** Given entries follows **
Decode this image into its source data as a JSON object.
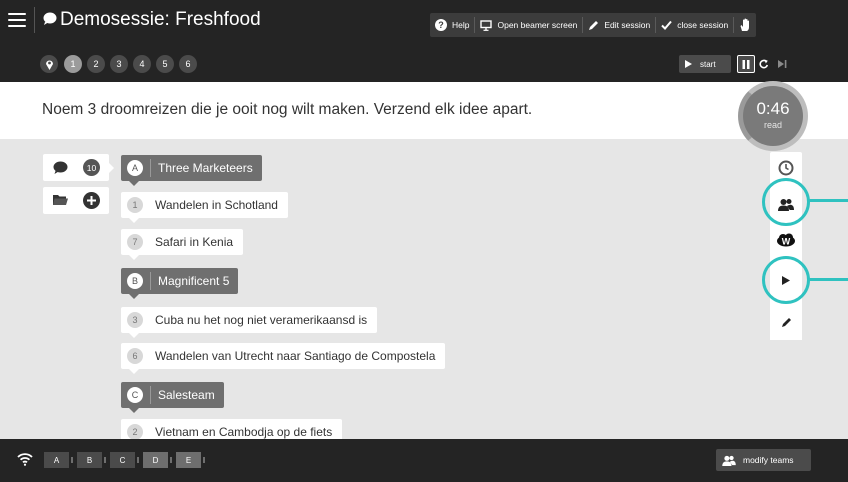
{
  "app": {
    "title": "Demosessie: Freshfood"
  },
  "toolbar": {
    "help_label": "Help",
    "beamer_label": "Open beamer screen",
    "edit_label": "Edit session",
    "close_label": "close session"
  },
  "questions": [
    "1",
    "2",
    "3",
    "4",
    "5",
    "6"
  ],
  "active_question": "1",
  "controls": {
    "start_label": "start"
  },
  "question": {
    "text": "Noem 3 droomreizen die je ooit nog wilt maken. Verzend elk idee apart."
  },
  "timer": {
    "time": "0:46",
    "label": "read"
  },
  "count": {
    "ideas": "10"
  },
  "list": {
    "team_a": {
      "letter": "A",
      "name": "Three Marketeers"
    },
    "idea_1": {
      "num": "1",
      "text": "Wandelen in Schotland"
    },
    "idea_2": {
      "num": "7",
      "text": "Safari in Kenia"
    },
    "team_b": {
      "letter": "B",
      "name": "Magnificent 5"
    },
    "idea_3": {
      "num": "3",
      "text": "Cuba nu het nog niet veramerikaansd is"
    },
    "idea_4": {
      "num": "6",
      "text": "Wandelen van Utrecht naar Santiago de Compostela"
    },
    "team_c": {
      "letter": "C",
      "name": "Salesteam"
    },
    "idea_5": {
      "num": "2",
      "text": "Vietnam en Cambodja op de fiets"
    }
  },
  "right_toolbar": {
    "wordcloud_badge": "W"
  },
  "bottom": {
    "teams": [
      "A",
      "B",
      "C",
      "D",
      "E"
    ],
    "modify_label": "modify teams"
  },
  "colors": {
    "highlight": "#2fc2c0",
    "topbar": "#242424",
    "team_header": "#6f6f6f"
  },
  "icons": [
    "menu-icon",
    "chat-bubble-icon",
    "question-icon",
    "monitor-icon",
    "pencil-icon",
    "check-icon",
    "hand-icon",
    "pin-icon",
    "play-icon",
    "pause-icon",
    "reset-icon",
    "skip-icon",
    "folder-icon",
    "plus-icon",
    "clock-icon",
    "team-icon",
    "cloud-icon",
    "wifi-icon"
  ]
}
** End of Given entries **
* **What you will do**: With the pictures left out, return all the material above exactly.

* **Exercise solution**:
Decode this image into its source data as a JSON object.
{
  "app": {
    "title": "Demosessie: Freshfood"
  },
  "toolbar": {
    "help_label": "Help",
    "beamer_label": "Open beamer screen",
    "edit_label": "Edit session",
    "close_label": "close session"
  },
  "questions": [
    "1",
    "2",
    "3",
    "4",
    "5",
    "6"
  ],
  "active_question": "1",
  "controls": {
    "start_label": "start"
  },
  "question": {
    "text": "Noem 3 droomreizen die je ooit nog wilt maken. Verzend elk idee apart."
  },
  "timer": {
    "time": "0:46",
    "label": "read"
  },
  "count": {
    "ideas": "10"
  },
  "list": {
    "team_a": {
      "letter": "A",
      "name": "Three Marketeers"
    },
    "idea_1": {
      "num": "1",
      "text": "Wandelen in Schotland"
    },
    "idea_2": {
      "num": "7",
      "text": "Safari in Kenia"
    },
    "team_b": {
      "letter": "B",
      "name": "Magnificent 5"
    },
    "idea_3": {
      "num": "3",
      "text": "Cuba nu het nog niet veramerikaansd is"
    },
    "idea_4": {
      "num": "6",
      "text": "Wandelen van Utrecht naar Santiago de Compostela"
    },
    "team_c": {
      "letter": "C",
      "name": "Salesteam"
    },
    "idea_5": {
      "num": "2",
      "text": "Vietnam en Cambodja op de fiets"
    }
  },
  "right_toolbar": {
    "wordcloud_badge": "W"
  },
  "bottom": {
    "teams": [
      "A",
      "B",
      "C",
      "D",
      "E"
    ],
    "modify_label": "modify teams"
  },
  "colors": {
    "highlight": "#2fc2c0",
    "topbar": "#242424",
    "team_header": "#6f6f6f"
  },
  "icons": [
    "menu-icon",
    "chat-bubble-icon",
    "question-icon",
    "monitor-icon",
    "pencil-icon",
    "check-icon",
    "hand-icon",
    "pin-icon",
    "play-icon",
    "pause-icon",
    "reset-icon",
    "skip-icon",
    "folder-icon",
    "plus-icon",
    "clock-icon",
    "team-icon",
    "cloud-icon",
    "wifi-icon"
  ]
}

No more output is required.